built earlier this year after shelling on Aug. 31 and Sep. 1 killed 15 people and
seriously wounded another 15.
Police and army in the district attribute the shelling, which came from south of
Poipet, to the Khmer Rouge, but several market stall holders, who did not wish to
be named, told the Post that they felt elements of the CAF who had previously belonged
to CAPF destroyed the market in order to free the site for property development.
"The (Khmer Rouge) came through Thailand and shelled Poipet as revenge for the
attack on Phnum Chat," said General Prum Moranak, commander of the CAF forces
at nearby Sisophon.
Stall holders feel that commercial interests induced local elements of the former
CPAF to shell their businesses.
"The local commander of the district told us to move by the 31st of August,"
said a younger stall holder in a blue tee-shirt as he stopped pulling down the wooden
latticework at the back of his shop. "We said we didn't want to go."
The day before the eviction deadline, soldiers came into the shops and pointed guns
at us in our shops, the young man added. "when the day came and we had not gone
the shelling started. Now that we are leaving the shelling has stopped."
The stall holders said they wanted to talk to the provincial commander for Banteay
Meancheay about the shelling, but they were afraid.
The shelling occurred between 6 a.m. and 8 a.m., as the businesses were opening for
the day. According to the traders the victims were primarily workers in the market
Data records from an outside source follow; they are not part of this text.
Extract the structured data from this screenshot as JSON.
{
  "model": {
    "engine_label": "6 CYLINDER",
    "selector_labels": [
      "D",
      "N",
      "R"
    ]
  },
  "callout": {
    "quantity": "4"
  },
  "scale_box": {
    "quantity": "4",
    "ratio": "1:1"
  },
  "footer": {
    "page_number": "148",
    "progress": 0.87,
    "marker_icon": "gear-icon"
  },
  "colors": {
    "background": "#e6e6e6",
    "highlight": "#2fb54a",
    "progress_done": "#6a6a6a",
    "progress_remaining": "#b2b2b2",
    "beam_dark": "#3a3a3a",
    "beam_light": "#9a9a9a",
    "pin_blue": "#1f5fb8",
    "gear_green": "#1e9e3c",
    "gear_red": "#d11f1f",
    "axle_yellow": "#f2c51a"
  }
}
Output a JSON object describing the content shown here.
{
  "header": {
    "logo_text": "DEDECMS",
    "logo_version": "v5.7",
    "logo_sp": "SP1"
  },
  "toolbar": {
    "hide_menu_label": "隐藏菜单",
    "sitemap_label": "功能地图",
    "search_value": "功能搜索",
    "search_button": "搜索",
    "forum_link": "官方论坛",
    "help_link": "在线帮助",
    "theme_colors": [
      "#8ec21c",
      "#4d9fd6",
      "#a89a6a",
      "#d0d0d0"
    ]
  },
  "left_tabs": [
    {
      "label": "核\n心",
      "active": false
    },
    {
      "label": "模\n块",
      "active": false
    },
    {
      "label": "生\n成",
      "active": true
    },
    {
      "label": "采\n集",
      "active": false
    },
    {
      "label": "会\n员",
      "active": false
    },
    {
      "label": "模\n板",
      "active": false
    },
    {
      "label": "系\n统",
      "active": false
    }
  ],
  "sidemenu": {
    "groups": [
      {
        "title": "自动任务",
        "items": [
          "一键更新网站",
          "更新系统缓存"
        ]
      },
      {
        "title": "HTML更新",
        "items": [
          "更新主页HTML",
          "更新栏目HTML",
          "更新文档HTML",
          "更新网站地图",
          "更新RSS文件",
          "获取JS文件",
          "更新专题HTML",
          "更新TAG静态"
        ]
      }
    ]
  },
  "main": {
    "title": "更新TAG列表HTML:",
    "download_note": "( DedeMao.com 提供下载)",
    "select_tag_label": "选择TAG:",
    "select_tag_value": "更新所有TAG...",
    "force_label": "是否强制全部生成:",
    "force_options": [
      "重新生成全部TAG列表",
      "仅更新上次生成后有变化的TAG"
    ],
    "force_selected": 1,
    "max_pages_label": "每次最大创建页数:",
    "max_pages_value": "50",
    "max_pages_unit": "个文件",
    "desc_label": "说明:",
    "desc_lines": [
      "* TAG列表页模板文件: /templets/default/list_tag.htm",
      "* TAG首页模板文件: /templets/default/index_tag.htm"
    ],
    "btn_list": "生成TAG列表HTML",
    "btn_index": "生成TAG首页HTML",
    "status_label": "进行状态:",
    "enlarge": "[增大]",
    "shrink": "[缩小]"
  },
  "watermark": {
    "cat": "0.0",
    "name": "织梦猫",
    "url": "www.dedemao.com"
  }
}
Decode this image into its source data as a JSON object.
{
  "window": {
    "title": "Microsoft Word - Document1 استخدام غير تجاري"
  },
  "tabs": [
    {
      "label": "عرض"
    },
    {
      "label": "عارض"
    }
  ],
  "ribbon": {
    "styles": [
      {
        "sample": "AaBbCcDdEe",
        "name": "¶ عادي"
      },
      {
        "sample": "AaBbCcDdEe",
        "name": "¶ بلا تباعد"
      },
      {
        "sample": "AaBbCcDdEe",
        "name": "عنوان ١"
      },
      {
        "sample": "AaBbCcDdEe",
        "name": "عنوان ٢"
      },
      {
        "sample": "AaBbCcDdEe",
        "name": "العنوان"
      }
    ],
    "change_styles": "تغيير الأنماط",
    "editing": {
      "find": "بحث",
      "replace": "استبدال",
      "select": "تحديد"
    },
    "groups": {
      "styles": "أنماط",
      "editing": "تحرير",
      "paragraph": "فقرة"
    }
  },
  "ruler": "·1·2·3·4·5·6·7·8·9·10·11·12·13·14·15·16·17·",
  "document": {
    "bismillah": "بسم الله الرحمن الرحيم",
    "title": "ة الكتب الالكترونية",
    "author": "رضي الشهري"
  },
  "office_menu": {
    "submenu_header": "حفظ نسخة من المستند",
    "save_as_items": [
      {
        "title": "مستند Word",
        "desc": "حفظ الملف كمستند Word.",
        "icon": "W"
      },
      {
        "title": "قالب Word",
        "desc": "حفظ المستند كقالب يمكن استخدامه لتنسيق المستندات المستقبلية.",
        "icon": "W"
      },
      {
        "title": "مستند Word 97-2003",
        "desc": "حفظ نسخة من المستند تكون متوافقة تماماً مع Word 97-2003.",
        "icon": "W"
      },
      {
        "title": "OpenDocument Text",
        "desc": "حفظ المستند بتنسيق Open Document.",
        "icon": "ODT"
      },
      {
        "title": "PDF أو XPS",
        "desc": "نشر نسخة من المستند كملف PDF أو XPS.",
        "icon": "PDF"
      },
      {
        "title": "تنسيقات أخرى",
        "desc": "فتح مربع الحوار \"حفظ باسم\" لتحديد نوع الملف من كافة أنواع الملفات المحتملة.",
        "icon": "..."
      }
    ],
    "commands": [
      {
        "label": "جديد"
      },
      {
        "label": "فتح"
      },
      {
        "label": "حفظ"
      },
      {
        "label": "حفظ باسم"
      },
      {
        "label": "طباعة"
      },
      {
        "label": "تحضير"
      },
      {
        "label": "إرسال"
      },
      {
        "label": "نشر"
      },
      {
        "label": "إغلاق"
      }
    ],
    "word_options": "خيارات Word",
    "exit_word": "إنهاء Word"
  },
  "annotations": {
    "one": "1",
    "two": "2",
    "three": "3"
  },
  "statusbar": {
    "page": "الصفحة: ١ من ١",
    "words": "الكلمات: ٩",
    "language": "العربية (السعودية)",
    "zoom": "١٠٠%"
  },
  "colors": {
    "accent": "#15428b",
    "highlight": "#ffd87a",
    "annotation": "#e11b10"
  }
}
and not customers. On the second day of shelling traders began to remove their stocks
and dismantle their premises.
"Some want to do business in Thailand and not the new market but the commander
has ordered the border guards not to let them go," another trader commented.
A border guard later denied this.
Lying half a kilometer from the Thai border, the old Poipet market consisted of wooden
stalls covered by thin sheeting in an unpaved area of about 2500 square meters. The
new market lies another kilometer further away from the border. Constructed from
steel girders and with paving in some areas, the new market is surrounded on three
sides by concrete lock-up shops. Reputed to be the largest market in Cambodia, the
rents charged for the new market are 50 percent higher than in the old shopping area.
"In the old market the rents are 1000 baht a year. In the new market they will
be 1400-1600," a workman told the Post.
The traders believed that onc´they leave, the tin sheeting of the roofs would
be sold, the site razed, and new two story shops would be built on the site. The
new stores would then be sold for 30,000 baht each, the traders said.
As we interviewed stall holders two soldiers came and stood in the middle of the
crowd. When people dispersed, one soldier grabbed Sombol, the Post translator, by
the arm and said, "You are the translator. Tell them that the Khmer Rouge made
As soon as the soldier walked off, the blue tee shirted stall holder returned and
took Sombol behind a half-dismantled shop, where no one could hear. "You are
the translator," he said to Sombol. "Don't believed that. The market was
shelled by the army."